Written by Victoria Sanford
For me, there is almost nothing more enjoyable than sharing food with family & friends. I grew up in a home where there was always something delicious cooking in my parent’s kitchen, as well as at my grandmother’s homes. Being of Greek and Lebanese heritage, food has so much meaning and is deeply embedded in the culture. I know this is true for so many cultures across the globe, and for Özlem too; it’s one of the many beautiful things that we have in common... our love for food, family, and hosting has no bounds.
A lot of people ask me how I learned to cook, and the answer, for me, is always simple: I learned by watching, listening, and using my sense of taste and smell to decipher ingredients. My father, mother, & grandmothers were great teachers, and the lessons went far beyond simply that of food. Today, I am proud to cook in a big, beautiful blue kitchen of my very own for my family, one that I know would make my Yiayia very happy if she were here.
With all of that in mind, Özlem and I got to talking and we thought it would be so fun to host a cooking event live, and it was. Unfortunately, our live, although super fun and eventful, did not record so we are unable to share the video with those who were not able to attend. Trust me when I say, though, that Özlem, Jenn, and I had truly the best time, even if we weren’t together, and we absolutely loved cooking for and interacting with you all!
A lot of you asked us why this dish? Well, we chose something we both love to eat, something we hoped others would enjoy, and something that I happen to make well... Ergo, risotto. For those of you not as familiar with risotto, it is a Northern Italian rice dish that uses broth in the cooking process to create a creamy, rich consistency; it is apparently the most common way to cook rice in Italy (don’t I wish I could hop on a plane and head there right about now).
I absolutely love making risotto, especially this recipe in particular; it is incredibly tasty, quite filling - you can easy make it as a stand alone dish or as a side - and I love just how versatile it can be. After cooking it countless times, I find you can really play with how much or how little you use when it comes to some of the ingredients, like cheese, salt, herbs, even the type of mushroom or stock. For me, this is my favourite way to cook.
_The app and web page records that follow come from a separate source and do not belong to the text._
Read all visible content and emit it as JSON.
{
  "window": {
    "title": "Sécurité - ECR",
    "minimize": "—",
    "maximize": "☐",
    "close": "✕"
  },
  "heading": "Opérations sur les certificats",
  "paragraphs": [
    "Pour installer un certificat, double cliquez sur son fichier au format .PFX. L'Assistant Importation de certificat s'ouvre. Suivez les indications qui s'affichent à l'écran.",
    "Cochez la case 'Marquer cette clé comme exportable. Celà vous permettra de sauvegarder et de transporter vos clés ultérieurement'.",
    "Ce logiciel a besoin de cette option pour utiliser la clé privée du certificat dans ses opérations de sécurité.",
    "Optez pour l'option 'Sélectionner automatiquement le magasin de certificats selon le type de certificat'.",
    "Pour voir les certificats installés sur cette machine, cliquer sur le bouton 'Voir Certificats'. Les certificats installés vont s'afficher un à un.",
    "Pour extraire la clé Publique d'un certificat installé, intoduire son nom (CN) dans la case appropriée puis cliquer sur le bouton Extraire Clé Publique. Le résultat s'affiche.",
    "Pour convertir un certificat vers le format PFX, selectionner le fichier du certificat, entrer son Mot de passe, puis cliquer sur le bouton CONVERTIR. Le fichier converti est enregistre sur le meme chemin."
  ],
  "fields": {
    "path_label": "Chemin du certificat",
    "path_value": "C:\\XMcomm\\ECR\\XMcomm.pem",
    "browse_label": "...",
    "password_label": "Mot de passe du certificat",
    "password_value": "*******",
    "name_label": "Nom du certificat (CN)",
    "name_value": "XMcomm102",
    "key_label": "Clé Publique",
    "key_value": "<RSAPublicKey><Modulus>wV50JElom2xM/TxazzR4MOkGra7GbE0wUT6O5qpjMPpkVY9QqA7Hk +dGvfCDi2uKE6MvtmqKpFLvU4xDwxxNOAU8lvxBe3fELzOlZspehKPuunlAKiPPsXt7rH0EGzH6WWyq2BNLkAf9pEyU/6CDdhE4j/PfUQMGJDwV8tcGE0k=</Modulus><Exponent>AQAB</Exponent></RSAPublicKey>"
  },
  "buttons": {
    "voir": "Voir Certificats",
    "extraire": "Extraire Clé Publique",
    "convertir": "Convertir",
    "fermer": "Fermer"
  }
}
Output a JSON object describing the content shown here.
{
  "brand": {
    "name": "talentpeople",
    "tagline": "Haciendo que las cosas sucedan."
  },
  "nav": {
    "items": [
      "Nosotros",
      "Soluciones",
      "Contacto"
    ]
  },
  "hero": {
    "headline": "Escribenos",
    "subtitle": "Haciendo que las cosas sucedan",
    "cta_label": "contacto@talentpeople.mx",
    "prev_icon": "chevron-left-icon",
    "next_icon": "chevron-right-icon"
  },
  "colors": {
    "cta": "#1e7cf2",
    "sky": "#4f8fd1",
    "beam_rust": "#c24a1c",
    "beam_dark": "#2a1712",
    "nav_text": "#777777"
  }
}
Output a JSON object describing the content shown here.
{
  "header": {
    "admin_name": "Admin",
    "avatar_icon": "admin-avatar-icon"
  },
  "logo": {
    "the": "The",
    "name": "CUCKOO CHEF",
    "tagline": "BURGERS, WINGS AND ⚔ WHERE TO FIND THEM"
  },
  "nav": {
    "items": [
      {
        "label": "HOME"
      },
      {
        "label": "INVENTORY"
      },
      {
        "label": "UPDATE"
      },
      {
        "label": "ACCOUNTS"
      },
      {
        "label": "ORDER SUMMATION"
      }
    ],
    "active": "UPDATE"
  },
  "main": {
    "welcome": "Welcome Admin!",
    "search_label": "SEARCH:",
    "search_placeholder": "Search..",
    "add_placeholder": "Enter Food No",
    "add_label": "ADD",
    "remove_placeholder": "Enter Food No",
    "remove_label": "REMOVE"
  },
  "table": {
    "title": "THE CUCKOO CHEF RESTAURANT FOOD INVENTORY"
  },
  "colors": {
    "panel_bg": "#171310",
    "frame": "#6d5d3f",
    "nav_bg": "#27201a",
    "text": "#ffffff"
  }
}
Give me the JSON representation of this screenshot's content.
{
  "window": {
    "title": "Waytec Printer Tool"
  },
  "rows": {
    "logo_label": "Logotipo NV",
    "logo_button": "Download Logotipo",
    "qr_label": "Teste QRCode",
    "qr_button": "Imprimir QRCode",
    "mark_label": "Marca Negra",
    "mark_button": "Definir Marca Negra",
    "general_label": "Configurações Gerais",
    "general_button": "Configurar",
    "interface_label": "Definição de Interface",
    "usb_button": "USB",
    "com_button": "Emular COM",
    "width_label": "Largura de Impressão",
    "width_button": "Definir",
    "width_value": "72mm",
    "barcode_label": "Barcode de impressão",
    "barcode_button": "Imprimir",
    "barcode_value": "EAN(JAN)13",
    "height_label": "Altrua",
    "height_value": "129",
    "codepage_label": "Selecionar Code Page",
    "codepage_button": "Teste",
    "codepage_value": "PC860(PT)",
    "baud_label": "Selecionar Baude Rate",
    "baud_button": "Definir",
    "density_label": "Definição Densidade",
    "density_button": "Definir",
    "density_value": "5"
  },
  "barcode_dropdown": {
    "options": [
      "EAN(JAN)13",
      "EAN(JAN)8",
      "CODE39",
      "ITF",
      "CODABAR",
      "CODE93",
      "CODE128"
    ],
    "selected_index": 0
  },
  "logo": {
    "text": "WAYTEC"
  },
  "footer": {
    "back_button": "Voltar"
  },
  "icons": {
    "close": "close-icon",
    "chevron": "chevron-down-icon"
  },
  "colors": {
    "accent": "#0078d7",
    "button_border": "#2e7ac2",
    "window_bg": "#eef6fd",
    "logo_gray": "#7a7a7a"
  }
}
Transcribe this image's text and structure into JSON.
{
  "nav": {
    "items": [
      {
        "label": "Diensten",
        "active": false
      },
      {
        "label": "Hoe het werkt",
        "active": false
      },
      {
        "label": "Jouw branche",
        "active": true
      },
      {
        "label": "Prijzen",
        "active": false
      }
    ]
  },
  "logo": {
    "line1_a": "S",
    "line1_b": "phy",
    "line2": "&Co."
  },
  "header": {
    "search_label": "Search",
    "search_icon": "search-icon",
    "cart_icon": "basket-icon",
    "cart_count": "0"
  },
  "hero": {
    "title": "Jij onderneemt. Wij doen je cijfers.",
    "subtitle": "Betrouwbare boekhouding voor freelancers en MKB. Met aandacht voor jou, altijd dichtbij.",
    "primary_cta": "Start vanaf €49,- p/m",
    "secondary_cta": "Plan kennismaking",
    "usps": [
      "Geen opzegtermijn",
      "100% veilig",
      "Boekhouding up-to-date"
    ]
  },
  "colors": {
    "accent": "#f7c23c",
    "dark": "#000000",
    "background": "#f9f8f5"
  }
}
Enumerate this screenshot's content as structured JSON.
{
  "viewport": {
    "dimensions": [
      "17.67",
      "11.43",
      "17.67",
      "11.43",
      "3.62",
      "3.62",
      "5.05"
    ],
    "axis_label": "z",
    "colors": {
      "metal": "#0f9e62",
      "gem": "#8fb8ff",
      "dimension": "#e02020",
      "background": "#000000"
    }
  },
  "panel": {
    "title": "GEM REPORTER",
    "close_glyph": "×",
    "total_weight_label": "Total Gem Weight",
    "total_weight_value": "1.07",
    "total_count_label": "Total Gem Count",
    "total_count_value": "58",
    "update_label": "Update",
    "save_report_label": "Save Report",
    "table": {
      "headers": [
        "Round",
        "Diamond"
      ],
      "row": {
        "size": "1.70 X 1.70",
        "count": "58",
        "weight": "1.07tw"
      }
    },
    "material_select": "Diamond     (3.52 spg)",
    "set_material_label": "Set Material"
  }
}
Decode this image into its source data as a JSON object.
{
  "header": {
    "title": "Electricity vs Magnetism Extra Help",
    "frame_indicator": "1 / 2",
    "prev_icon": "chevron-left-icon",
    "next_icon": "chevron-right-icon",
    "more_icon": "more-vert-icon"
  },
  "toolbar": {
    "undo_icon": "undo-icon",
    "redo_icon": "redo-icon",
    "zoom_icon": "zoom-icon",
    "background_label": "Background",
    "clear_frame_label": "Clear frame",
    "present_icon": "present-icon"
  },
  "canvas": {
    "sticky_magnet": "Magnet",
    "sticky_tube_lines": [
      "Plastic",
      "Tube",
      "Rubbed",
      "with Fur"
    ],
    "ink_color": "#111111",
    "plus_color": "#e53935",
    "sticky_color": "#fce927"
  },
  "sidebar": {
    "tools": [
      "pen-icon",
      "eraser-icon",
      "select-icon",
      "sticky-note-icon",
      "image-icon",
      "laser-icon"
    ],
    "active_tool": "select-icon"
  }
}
That is, glancing at a recipe as a quick guide and then figuring it out as I go. I know not everyone cooks this way, so here is all that you need to know:
I N G R E D I E N T S
1 pound cremini or white mushrooms, thinly sliced
1 pound portobello mushrooms, thinly sliced
6 cups chicken or vegetable broth
2 shallots, diced
1 1/2 cups Arborio rice
1/2 cup dry white wine
3 tablespoons olive oil
3 tablespoons freshly chopped chives
4 tablespoons butter
1/2 cup freshly grated Parmesan cheese
Black pepper to taste
Sea salt or table salt to taste
I N S T R U C T I O N S
* I begin by warming my broth in a pot over low heat (this helps to cook the risotto through more thoroughly when added to the rice, and to prevent the rice from sticking to the pan during the cooking process). I keep the broth warm throughout until it is completely used up.
* I then add olive oil in a deep pan or shallow pot (preferably a pan) that I warm on medium heat, before adding in my mushrooms. I stir these in, and cook them on medium-high heat until they are cooked through (you can do so to your preference). I then remove the mushrooms and set them aside in a large bowl layered with paper towel in order to absorb the liquid. If you would rather save some of the liquid to add in at the end for flavour, you can do this as well.
* Next, I reintroduce some olive oil to my pan (about a tablespoon or so), and add in shallots. I gently stir them on medium heat, and cook them through, ensuring they do not burn. Once they are cooked, I add in the Arborio rice and stir it in with the shallots. I do this until the rice becomes a bit translucent, almost golden in color. Before adding any stock, I pour in the wine (this is optional for those who prefer to cook without wine), and let it absorb, stirring constantly.
* After this, I ladle in the stock, constantly stirring the rice in order to prevent in from sticking/burning, and ensuring the stock is well absorbed into each and every piece of rice; the key is to make sure that all of the rice is cooked at the same rate. This step is repeated until all of the broth has been used and the rice is almost fully cooked; this may take about 20 minutes or so depending on your stovetop. Keep the rice on a medium heat, turning it up to medium high heat should you need the broth to absorb a bit more quickly, stirring all the while.
* When your rice appears to be al dente, reintroduce your mushrooms, add in your butter, and sprinkle in the parmesan cheese. Gently stir it all in, mixing it well with your rice for a nice creamy consistency. Sprinkle in your chives or parsley, and add in some pepper & salt. Everything can be done “to taste” at this point. For me, I always make sure there is a lot of parmesan and plenty of salt.
* When it is complete, eat and enjoy! This recipe pairs very well with a dry white wine, or even an off dry white, and in total the recipe should create about 4-6 servings. You can always double if you are making it for a large group!
I hope you love this recipe as much as we do! Share your experience/photos with us and tag #houseofmodalifestyleeats We will see you around the table!
From my heart to yours,